LoisLaw subscribers began receiving notices over the weekend informing them of the news. The letter stated that WK will sunset the Loislaw product effective Nov. 30, and that “we are collaborating with Fastcase so they can offer comparable subscription plans on the Fastcase platform, including Loislaw treatise libraries, at the same or lower prices as your current Loislaw subscription.”

Reached by phone, Fastcase CEO Ed Walters confirmed the acquisition. He said that it was an assets-only purchase that includes the Loislaw brand and domain name and that will move Loislaw’s subscribers to Fastcase. He declined to disclose the purchase price.
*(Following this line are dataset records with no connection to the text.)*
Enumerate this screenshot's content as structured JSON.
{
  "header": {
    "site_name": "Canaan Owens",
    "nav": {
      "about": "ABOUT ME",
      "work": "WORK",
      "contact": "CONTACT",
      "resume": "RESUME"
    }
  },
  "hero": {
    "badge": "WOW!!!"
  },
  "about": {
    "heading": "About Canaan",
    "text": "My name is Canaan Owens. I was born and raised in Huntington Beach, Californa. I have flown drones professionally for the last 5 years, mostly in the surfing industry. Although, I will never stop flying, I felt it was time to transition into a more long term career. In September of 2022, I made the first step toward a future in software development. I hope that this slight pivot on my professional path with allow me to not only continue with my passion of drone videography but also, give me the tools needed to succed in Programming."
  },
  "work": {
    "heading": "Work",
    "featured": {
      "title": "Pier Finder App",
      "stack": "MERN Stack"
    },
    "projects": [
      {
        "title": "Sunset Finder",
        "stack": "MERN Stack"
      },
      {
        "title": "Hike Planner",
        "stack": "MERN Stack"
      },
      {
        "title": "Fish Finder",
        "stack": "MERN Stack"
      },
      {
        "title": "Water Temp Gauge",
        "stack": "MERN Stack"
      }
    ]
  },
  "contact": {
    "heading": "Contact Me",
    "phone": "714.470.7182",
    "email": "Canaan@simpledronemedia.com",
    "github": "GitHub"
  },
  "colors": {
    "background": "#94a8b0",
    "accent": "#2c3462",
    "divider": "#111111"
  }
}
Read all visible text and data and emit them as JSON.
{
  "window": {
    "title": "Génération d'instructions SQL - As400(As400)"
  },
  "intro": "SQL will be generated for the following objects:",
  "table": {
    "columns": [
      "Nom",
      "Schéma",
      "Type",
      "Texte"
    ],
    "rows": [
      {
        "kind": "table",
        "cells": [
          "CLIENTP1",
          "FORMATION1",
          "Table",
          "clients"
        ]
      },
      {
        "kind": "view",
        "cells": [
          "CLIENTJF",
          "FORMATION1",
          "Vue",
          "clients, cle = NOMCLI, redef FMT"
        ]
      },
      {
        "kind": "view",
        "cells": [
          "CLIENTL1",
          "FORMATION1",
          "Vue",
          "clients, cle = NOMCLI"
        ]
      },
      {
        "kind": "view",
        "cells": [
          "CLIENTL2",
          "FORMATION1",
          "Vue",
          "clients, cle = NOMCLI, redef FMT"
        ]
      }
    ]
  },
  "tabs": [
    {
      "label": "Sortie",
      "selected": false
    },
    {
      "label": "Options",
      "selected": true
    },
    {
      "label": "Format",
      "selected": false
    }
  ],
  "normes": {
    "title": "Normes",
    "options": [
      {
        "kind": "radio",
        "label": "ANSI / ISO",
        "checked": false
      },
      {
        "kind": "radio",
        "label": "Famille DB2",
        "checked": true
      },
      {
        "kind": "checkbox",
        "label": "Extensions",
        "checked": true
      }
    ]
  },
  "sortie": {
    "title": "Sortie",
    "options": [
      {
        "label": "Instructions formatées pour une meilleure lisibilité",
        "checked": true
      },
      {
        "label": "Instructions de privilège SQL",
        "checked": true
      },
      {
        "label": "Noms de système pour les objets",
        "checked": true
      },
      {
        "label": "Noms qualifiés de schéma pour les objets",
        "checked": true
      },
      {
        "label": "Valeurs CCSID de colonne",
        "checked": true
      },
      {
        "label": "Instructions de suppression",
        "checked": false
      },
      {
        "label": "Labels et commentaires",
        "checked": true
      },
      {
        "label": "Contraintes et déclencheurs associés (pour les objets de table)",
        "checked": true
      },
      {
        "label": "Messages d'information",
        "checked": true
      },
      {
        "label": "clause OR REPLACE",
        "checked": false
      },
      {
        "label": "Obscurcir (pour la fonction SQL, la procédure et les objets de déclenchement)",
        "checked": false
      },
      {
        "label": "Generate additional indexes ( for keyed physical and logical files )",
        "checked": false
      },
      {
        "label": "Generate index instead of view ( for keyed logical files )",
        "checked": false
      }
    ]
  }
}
Wolters Kluwer … is increasingly focusing its products on the larger-firm market and on highly regulated and specialized areas of law such as corporate finance, securities, tax, banking and health. Given that focus, it no longer makes much sense for the company to spend resources on a product such as Loislaw that does not fit with its market.

Subscribers will be migrated to the Fastcase service sometime before Nov. 30, when the current Loislaw site will be shut down. Existing subscriptions will be grandfathered at their current or better prices, Walters told me.

This seems like a great move by Fastcase to improve its platform by including the substantial resources available through Loislaw — after all, Loislaw was one of the first databases geared toward small firms with a lower price tag than WEXIS.